What you want to do is find some "things that go together" and group them into one document in Mongo. It's a trade-off, and there is no one correct answer.
Let's say you're storing forms that a patient fills out in a doctor's office.
Option 1: You could store everything in a single document. This is a good choice if the system doesn't need to "tie in" with the patient's other records. For example, you're running a short survey on patient habits, but aren't putting it in their medical records and aren't tracking specific patients over time. This Option is the 'simplest' for document stores like Mongo. It is also the highest-performance, since only one disk read is needed per form. But if a patient fills out many forms, you'll be wasting a lot of disk storing the patient name on each copy of the form.

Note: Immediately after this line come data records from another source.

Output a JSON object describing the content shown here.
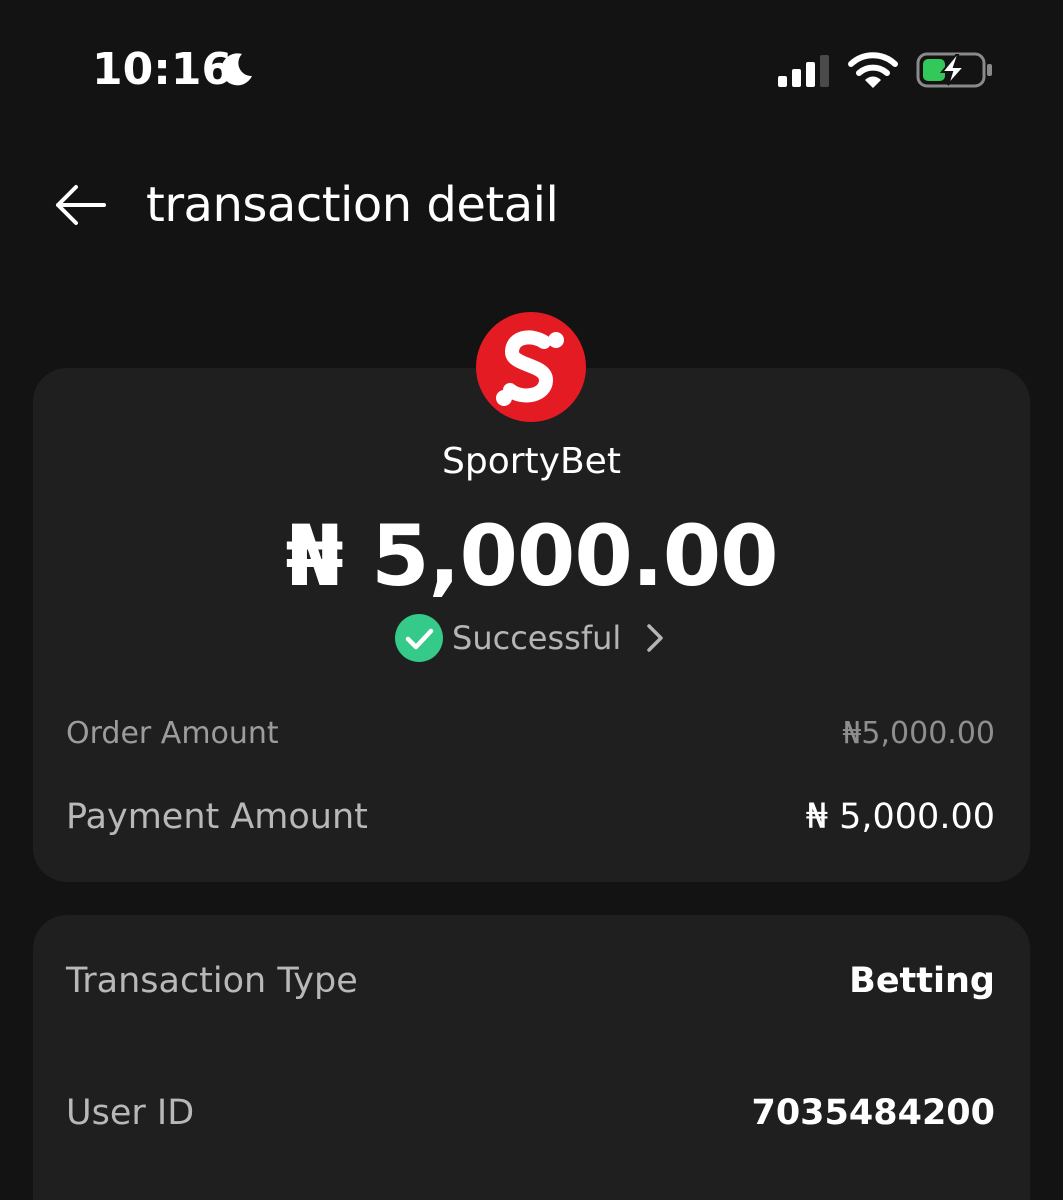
{
  "status_bar": {
    "time": "10:16",
    "icons": [
      "moon-icon",
      "signal-icon",
      "wifi-icon",
      "battery-charging-icon"
    ],
    "battery_color": "#33c95a"
  },
  "header": {
    "back_icon": "arrow-left-icon",
    "title": "transaction detail"
  },
  "summary": {
    "merchant_logo_icon": "sportybet-logo",
    "merchant_name": "SportyBet",
    "amount": "₦ 5,000.00",
    "status": "Successful",
    "status_icon": "check-circle-icon",
    "status_color": "#35c98a",
    "order_amount_label": "Order Amount",
    "order_amount_value": "₦5,000.00",
    "payment_amount_label": "Payment Amount",
    "payment_amount_value": "₦ 5,000.00"
  },
  "details": {
    "rows": [
      {
        "label": "Transaction Type",
        "value": "Betting"
      },
      {
        "label": "User ID",
        "value": "7035484200"
      }
    ]
  },
  "colors": {
    "background": "#131313",
    "card": "#1f1f1f",
    "brand_red": "#e41b23",
    "text_primary": "#ffffff",
    "text_secondary": "#b8b8b8"
  }
}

Option 2: You could "break off" the data about a patient into a 'Patients' collection, and only store patient_id on the form object. This is the simplest in relational, but in Mongo it requires you to write extra code. (Your ORM may help here). The good news is that it's easier to avoid duplicate patient records. But now it's slower (since it must do a client-side database join every time you look at a form).

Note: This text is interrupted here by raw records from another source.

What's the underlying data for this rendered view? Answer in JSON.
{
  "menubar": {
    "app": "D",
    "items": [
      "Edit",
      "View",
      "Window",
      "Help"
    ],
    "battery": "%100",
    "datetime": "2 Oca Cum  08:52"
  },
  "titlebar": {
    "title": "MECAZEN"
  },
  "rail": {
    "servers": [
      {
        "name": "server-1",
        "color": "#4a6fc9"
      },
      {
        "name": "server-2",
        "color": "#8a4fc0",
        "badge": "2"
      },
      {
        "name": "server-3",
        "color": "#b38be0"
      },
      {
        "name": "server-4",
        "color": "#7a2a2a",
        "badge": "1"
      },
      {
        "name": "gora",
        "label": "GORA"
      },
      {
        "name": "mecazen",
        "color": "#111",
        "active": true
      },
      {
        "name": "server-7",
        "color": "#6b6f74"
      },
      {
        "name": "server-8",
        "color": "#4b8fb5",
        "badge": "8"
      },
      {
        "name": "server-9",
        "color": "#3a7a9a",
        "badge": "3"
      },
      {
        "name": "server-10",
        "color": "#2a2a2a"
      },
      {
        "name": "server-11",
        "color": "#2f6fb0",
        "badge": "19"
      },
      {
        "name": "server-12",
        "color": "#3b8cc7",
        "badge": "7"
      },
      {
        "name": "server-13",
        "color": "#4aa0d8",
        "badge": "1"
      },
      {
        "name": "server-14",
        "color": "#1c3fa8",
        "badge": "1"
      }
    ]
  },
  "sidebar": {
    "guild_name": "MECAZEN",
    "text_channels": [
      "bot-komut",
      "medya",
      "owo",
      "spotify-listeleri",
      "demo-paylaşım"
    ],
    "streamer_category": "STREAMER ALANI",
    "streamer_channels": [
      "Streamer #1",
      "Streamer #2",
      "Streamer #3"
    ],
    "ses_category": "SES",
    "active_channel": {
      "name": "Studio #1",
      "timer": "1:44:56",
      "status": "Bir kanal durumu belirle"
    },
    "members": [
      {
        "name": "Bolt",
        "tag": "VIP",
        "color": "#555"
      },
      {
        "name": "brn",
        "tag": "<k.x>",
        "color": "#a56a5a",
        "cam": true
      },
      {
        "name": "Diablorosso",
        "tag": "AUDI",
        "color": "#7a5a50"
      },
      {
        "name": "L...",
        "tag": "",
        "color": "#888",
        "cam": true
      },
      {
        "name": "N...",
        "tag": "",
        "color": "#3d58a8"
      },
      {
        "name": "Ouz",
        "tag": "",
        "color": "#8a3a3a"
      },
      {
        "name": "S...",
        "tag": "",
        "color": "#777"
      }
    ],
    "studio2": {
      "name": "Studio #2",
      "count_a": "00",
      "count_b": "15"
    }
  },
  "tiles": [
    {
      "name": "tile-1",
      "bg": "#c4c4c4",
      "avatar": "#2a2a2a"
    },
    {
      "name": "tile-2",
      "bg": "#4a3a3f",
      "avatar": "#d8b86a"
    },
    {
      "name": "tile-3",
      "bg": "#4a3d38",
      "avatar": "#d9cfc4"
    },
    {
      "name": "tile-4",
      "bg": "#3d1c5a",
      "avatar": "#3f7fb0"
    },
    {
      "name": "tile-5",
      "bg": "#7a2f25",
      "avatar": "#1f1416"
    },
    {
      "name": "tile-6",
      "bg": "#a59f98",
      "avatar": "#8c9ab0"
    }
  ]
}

Option 3: You could combine Option 1 and Option 2: Store patients in the patient collection, but ALSO keep their data in the form. That way, for example, you could say "the Patient's address is X, but at the time they filled out the form, their address was Y". The downside is that it requires more storage.
Option 4: If there are a limited number of values (say a clinic that only sees 10 patients), you could "hard-code" these in your program (i.e. load them from a config file, or load them from a Patient collection at startup). That way, you're not doing a client-side DB join when displaying a patient.

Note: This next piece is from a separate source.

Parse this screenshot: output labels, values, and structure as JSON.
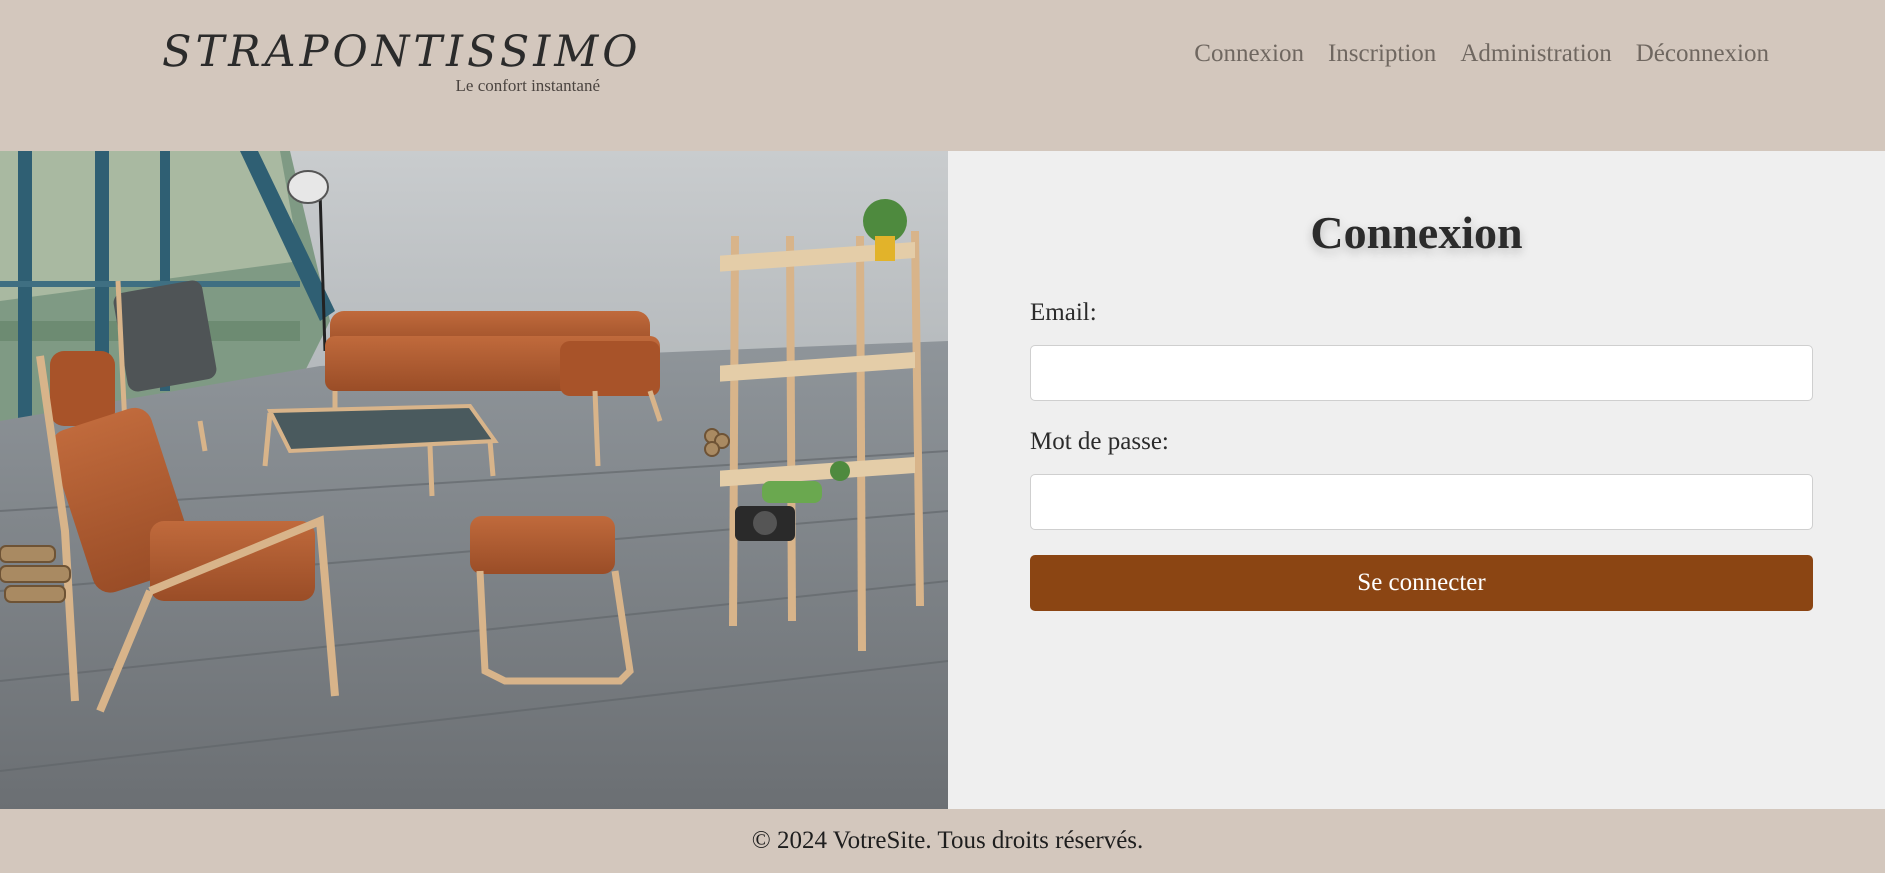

Repeat the above thought exercise for each "thing" in your form (Doctor, Medication, Patient Address, etc.) If you find you want a LOT of collections, you're probably better off with a relational database. If you find it easy to keep the number of collections low, then Mongo might be a good choice.